What to do: Only the lines that contain the string "view" belong in the answer; pull them from the records.

Source records:

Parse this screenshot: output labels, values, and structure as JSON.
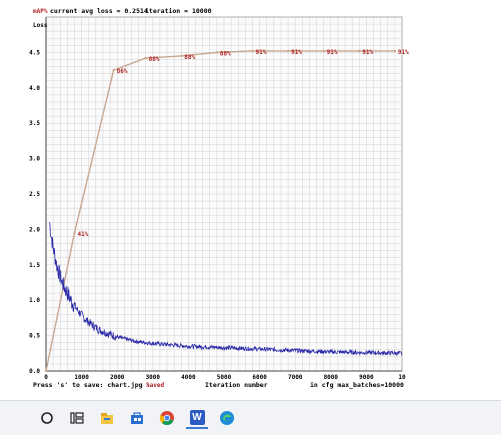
{
  "chart_data": {
    "type": "line",
    "header": {
      "current_avg_loss": "current avg loss = 0.2514",
      "iteration": "iteration = 10000"
    },
    "legend": {
      "map": "mAP%",
      "loss": "Loss"
    },
    "x_ticks": [
      "0",
      "1000",
      "2000",
      "3000",
      "4000",
      "5000",
      "6000",
      "7000",
      "8000",
      "9000",
      "10"
    ],
    "y_ticks": [
      "0.0",
      "0.5",
      "1.0",
      "1.5",
      "2.0",
      "2.5",
      "3.0",
      "3.5",
      "4.0",
      "4.5"
    ],
    "xlim": [
      0,
      10000
    ],
    "ylim": [
      0,
      5
    ],
    "footer": {
      "press": "Press 's' to save: chart.jpg - ",
      "saved": "Saved",
      "xlabel": "Iteration number",
      "max_batches": "in cfg max_batches=10000"
    },
    "map_series": {
      "name": "mAP%",
      "x": [
        0,
        800,
        1900,
        2800,
        3800,
        4800,
        5800,
        6800,
        7800,
        8800,
        9800
      ],
      "y": [
        0.0,
        1.95,
        4.25,
        4.42,
        4.45,
        4.5,
        4.52,
        4.52,
        4.52,
        4.52,
        4.52
      ],
      "labels": [
        "",
        "41%",
        "86%",
        "88%",
        "88%",
        "88%",
        "91%",
        "91%",
        "91%",
        "91%",
        "91%"
      ]
    },
    "loss_series": {
      "name": "Loss",
      "x": [
        100,
        150,
        200,
        300,
        400,
        500,
        700,
        900,
        1100,
        1300,
        1500,
        1800,
        2000,
        2500,
        3000,
        3500,
        4000,
        5000,
        6000,
        7000,
        8000,
        9000,
        10000
      ],
      "y": [
        2.1,
        1.9,
        1.75,
        1.5,
        1.33,
        1.2,
        1.0,
        0.85,
        0.73,
        0.65,
        0.58,
        0.52,
        0.48,
        0.42,
        0.39,
        0.37,
        0.35,
        0.33,
        0.31,
        0.29,
        0.27,
        0.26,
        0.25
      ]
    },
    "colors": {
      "map_line": "#c8a890",
      "map_label": "#b02020",
      "loss_line": "#2a2aa8",
      "grid": "#c8c8c8"
    },
    "grid": true
  },
  "taskbar": {
    "icons": [
      "search-circle-icon",
      "task-view-icon",
      "file-explorer-icon",
      "store-icon",
      "chrome-icon",
      "word-icon",
      "edge-icon"
    ],
    "word_letter": "W"
  }
}
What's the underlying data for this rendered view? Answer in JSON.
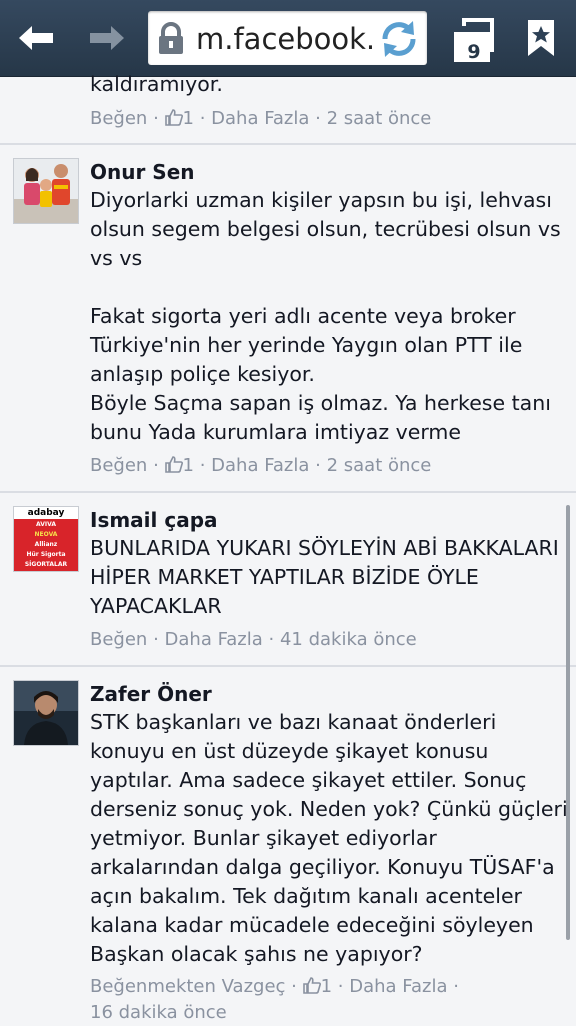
{
  "browser": {
    "url": "m.facebook.c",
    "tab_count": "9"
  },
  "comments": [
    {
      "text": "kaldıramıyor.",
      "like": "Beğen",
      "like_count": "1",
      "more": "Daha Fazla",
      "time": "2 saat önce"
    },
    {
      "author": "Onur Sen",
      "text": "Diyorlarki uzman kişiler yapsın bu işi, lehvası olsun segem belgesi olsun, tecrübesi olsun vs vs vs\n\nFakat sigorta yeri adlı acente veya broker Türkiye'nin her yerinde Yaygın olan PTT ile anlaşıp poliçe kesiyor.\nBöyle Saçma sapan iş olmaz. Ya herkese tanı bunu Yada kurumlara imtiyaz verme",
      "like": "Beğen",
      "like_count": "1",
      "more": "Daha Fazla",
      "time": "2 saat önce"
    },
    {
      "author": "Ismail çapa",
      "avatar_text": {
        "brand": "adabay",
        "lines": [
          "AVIVA",
          "NEOVA",
          "Allianz",
          "Hür Sigorta",
          "SİGORTALAR"
        ]
      },
      "text": "BUNLARIDA YUKARI SÖYLEYİN ABİ BAKKALARI HİPER MARKET YAPTILAR BİZİDE ÖYLE YAPACAKLAR",
      "like": "Beğen",
      "more": "Daha Fazla",
      "time": "41 dakika önce"
    },
    {
      "author": "Zafer Öner",
      "text": "STK başkanları ve bazı kanaat önderleri konuyu en üst düzeyde şikayet konusu yaptılar. Ama sadece şikayet ettiler. Sonuç derseniz sonuç yok. Neden yok? Çünkü güçleri yetmiyor. Bunlar şikayet ediyorlar arkalarından dalga geçiliyor. Konuyu TÜSAF'a açın bakalım. Tek dağıtım kanalı acenteler kalana kadar mücadele edeceğini söyleyen Başkan olacak şahıs ne yapıyor?",
      "unlike": "Beğenmekten Vazgeç",
      "like_count": "1",
      "more": "Daha Fazla",
      "time": "16 dakika önce"
    }
  ],
  "colors": {
    "toolbar": "#2d4055",
    "background": "#f4f5f7",
    "meta": "#8a92a0",
    "text": "#141823"
  }
}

Result:
      "task-view-icon",
What's the underlying data for this rendered view? Answer in JSON.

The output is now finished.